(Component data from apps and pages)

****

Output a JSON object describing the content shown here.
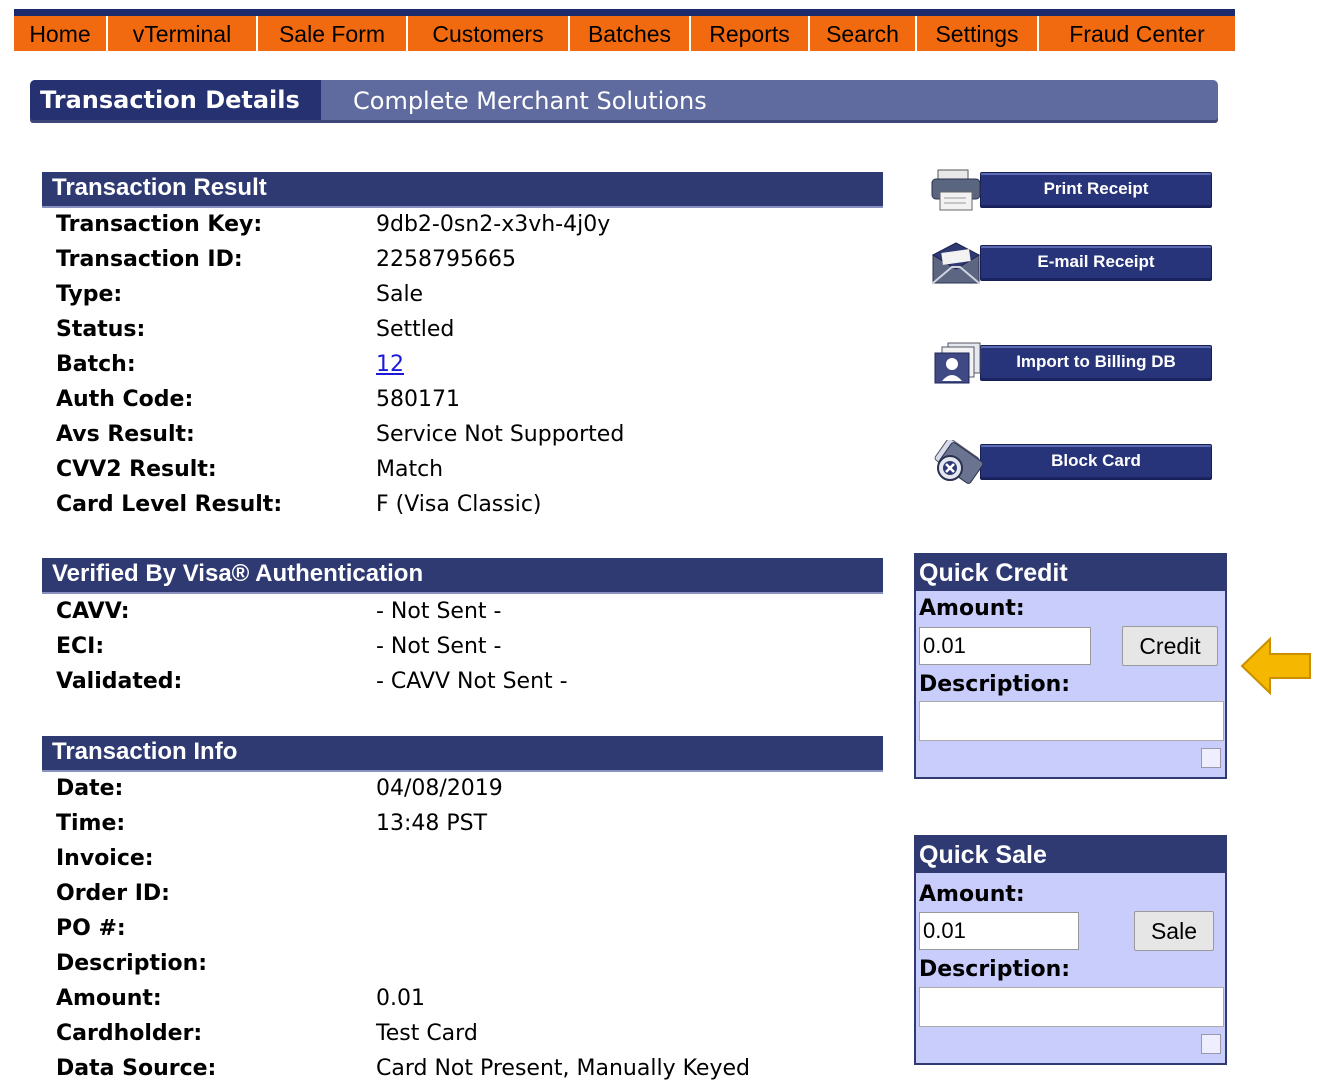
{
  "nav": [
    "Home",
    "vTerminal",
    "Sale Form",
    "Customers",
    "Batches",
    "Reports",
    "Search",
    "Settings",
    "Fraud Center"
  ],
  "header": {
    "tab": "Transaction Details",
    "subtitle": "Complete Merchant Solutions"
  },
  "result": {
    "title": "Transaction Result",
    "rows": [
      {
        "label": "Transaction Key:",
        "value": "9db2-0sn2-x3vh-4j0y"
      },
      {
        "label": "Transaction ID:",
        "value": "2258795665"
      },
      {
        "label": "Type:",
        "value": "Sale"
      },
      {
        "label": "Status:",
        "value": "Settled"
      },
      {
        "label": "Batch:",
        "value": "12"
      },
      {
        "label": "Auth Code:",
        "value": "580171"
      },
      {
        "label": "Avs Result:",
        "value": "Service Not Supported"
      },
      {
        "label": "CVV2 Result:",
        "value": "Match"
      },
      {
        "label": "Card Level Result:",
        "value": "F (Visa Classic)"
      }
    ]
  },
  "vbv": {
    "title": "Verified By Visa® Authentication",
    "rows": [
      {
        "label": "CAVV:",
        "value": "- Not Sent -"
      },
      {
        "label": "ECI:",
        "value": "- Not Sent -"
      },
      {
        "label": "Validated:",
        "value": "- CAVV Not Sent -"
      }
    ]
  },
  "info": {
    "title": "Transaction Info",
    "rows": [
      {
        "label": "Date:",
        "value": "04/08/2019"
      },
      {
        "label": "Time:",
        "value": "13:48 PST"
      },
      {
        "label": "Invoice:",
        "value": ""
      },
      {
        "label": "Order ID:",
        "value": ""
      },
      {
        "label": "PO #:",
        "value": ""
      },
      {
        "label": "Description:",
        "value": ""
      },
      {
        "label": "Amount:",
        "value": "0.01"
      },
      {
        "label": "Cardholder:",
        "value": "Test Card"
      },
      {
        "label": "Data Source:",
        "value": "Card Not Present, Manually Keyed"
      }
    ]
  },
  "actions": {
    "print": "Print Receipt",
    "email": "E-mail Receipt",
    "import": "Import to Billing DB",
    "block": "Block Card"
  },
  "quick_credit": {
    "title": "Quick Credit",
    "amount_label": "Amount:",
    "amount": "0.01",
    "button": "Credit",
    "desc_label": "Description:"
  },
  "quick_sale": {
    "title": "Quick Sale",
    "amount_label": "Amount:",
    "amount": "0.01",
    "button": "Sale",
    "desc_label": "Description:"
  },
  "colors": {
    "nav": "#f26a10",
    "header": "#2f3a73",
    "panel": "#c9cdfb",
    "arrow": "#f5b700"
  }
}
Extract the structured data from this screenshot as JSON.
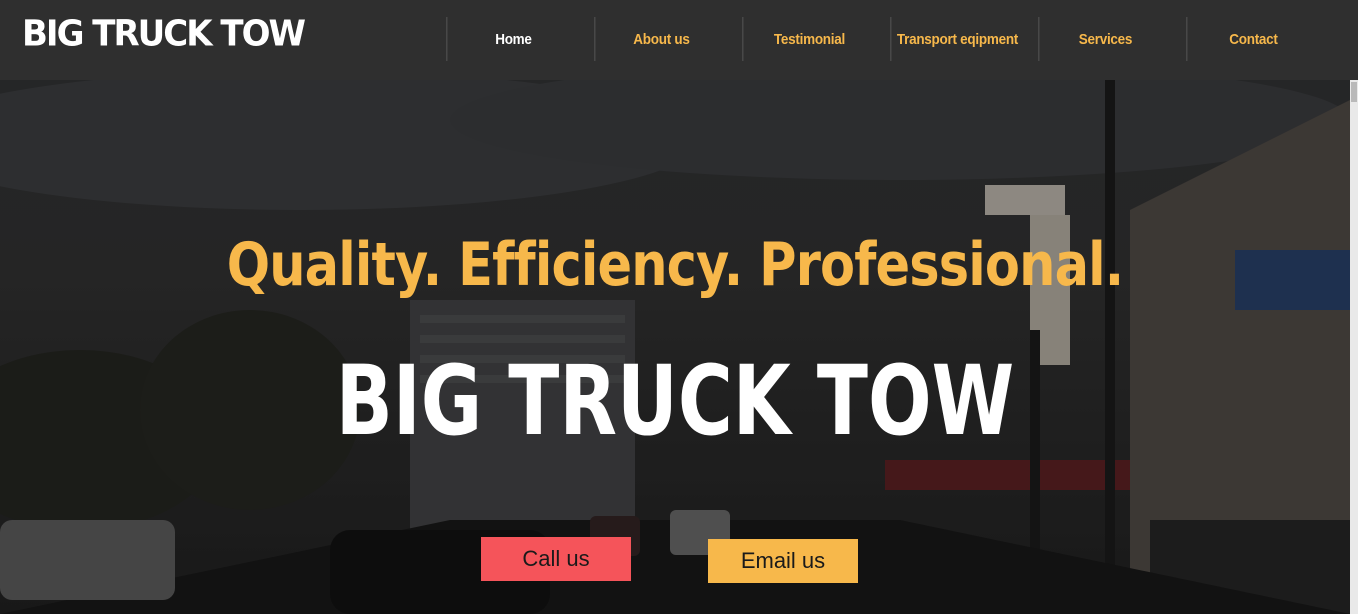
{
  "header": {
    "logo": "BIG TRUCK TOW",
    "nav": [
      {
        "label": "Home",
        "active": true
      },
      {
        "label": "About us",
        "active": false
      },
      {
        "label": "Testimonial",
        "active": false
      },
      {
        "label": "Transport eqipment",
        "active": false
      },
      {
        "label": "Services",
        "active": false
      },
      {
        "label": "Contact",
        "active": false
      }
    ]
  },
  "hero": {
    "tagline": "Quality. Efficiency. Professional.",
    "title": "BIG TRUCK TOW",
    "call_button": "Call us",
    "email_button": "Email us"
  },
  "colors": {
    "accent": "#f7b84b",
    "call_button": "#f5545a",
    "header_bg": "#2f2f2f"
  }
}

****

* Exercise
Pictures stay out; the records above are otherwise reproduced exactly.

* Answer section
Output a JSON object describing the content shown here.
{
  "nav": [
    "Home",
    "vTerminal",
    "Sale Form",
    "Customers",
    "Batches",
    "Reports",
    "Search",
    "Settings",
    "Fraud Center"
  ],
  "header": {
    "tab": "Transaction Details",
    "subtitle": "Complete Merchant Solutions"
  },
  "result": {
    "title": "Transaction Result",
    "rows": [
      {
        "label": "Transaction Key:",
        "value": "9db2-0sn2-x3vh-4j0y"
      },
      {
        "label": "Transaction ID:",
        "value": "2258795665"
      },
      {
        "label": "Type:",
        "value": "Sale"
      },
      {
        "label": "Status:",
        "value": "Settled"
      },
      {
        "label": "Batch:",
        "value": "12"
      },
      {
        "label": "Auth Code:",
        "value": "580171"
      },
      {
        "label": "Avs Result:",
        "value": "Service Not Supported"
      },
      {
        "label": "CVV2 Result:",
        "value": "Match"
      },
      {
        "label": "Card Level Result:",
        "value": "F (Visa Classic)"
      }
    ]
  },
  "vbv": {
    "title": "Verified By Visa® Authentication",
    "rows": [
      {
        "label": "CAVV:",
        "value": "- Not Sent -"
      },
      {
        "label": "ECI:",
        "value": "- Not Sent -"
      },
      {
        "label": "Validated:",
        "value": "- CAVV Not Sent -"
      }
    ]
  },
  "info": {
    "title": "Transaction Info",
    "rows": [
      {
        "label": "Date:",
        "value": "04/08/2019"
      },
      {
        "label": "Time:",
        "value": "13:48 PST"
      },
      {
        "label": "Invoice:",
        "value": ""
      },
      {
        "label": "Order ID:",
        "value": ""
      },
      {
        "label": "PO #:",
        "value": ""
      },
      {
        "label": "Description:",
        "value": ""
      },
      {
        "label": "Amount:",
        "value": "0.01"
      },
      {
        "label": "Cardholder:",
        "value": "Test Card"
      },
      {
        "label": "Data Source:",
        "value": "Card Not Present, Manually Keyed"
      }
    ]
  },
  "actions": {
    "print": "Print Receipt",
    "email": "E-mail Receipt",
    "import": "Import to Billing DB",
    "block": "Block Card"
  },
  "quick_credit": {
    "title": "Quick Credit",
    "amount_label": "Amount:",
    "amount": "0.01",
    "button": "Credit",
    "desc_label": "Description:"
  },
  "quick_sale": {
    "title": "Quick Sale",
    "amount_label": "Amount:",
    "amount": "0.01",
    "button": "Sale",
    "desc_label": "Description:"
  },
  "colors": {
    "nav": "#f26a10",
    "header": "#2f3a73",
    "panel": "#c9cdfb",
    "arrow": "#f5b700"
  }
}
Extract the structured data from this screenshot as JSON.
{
  "header": {
    "logo": "BIG TRUCK TOW",
    "nav": [
      {
        "label": "Home",
        "active": true
      },
      {
        "label": "About us",
        "active": false
      },
      {
        "label": "Testimonial",
        "active": false
      },
      {
        "label": "Transport eqipment",
        "active": false
      },
      {
        "label": "Services",
        "active": false
      },
      {
        "label": "Contact",
        "active": false
      }
    ]
  },
  "hero": {
    "tagline": "Quality. Efficiency. Professional.",
    "title": "BIG TRUCK TOW",
    "call_button": "Call us",
    "email_button": "Email us"
  },
  "colors": {
    "accent": "#f7b84b",
    "call_button": "#f5545a",
    "header_bg": "#2f2f2f"
  }
}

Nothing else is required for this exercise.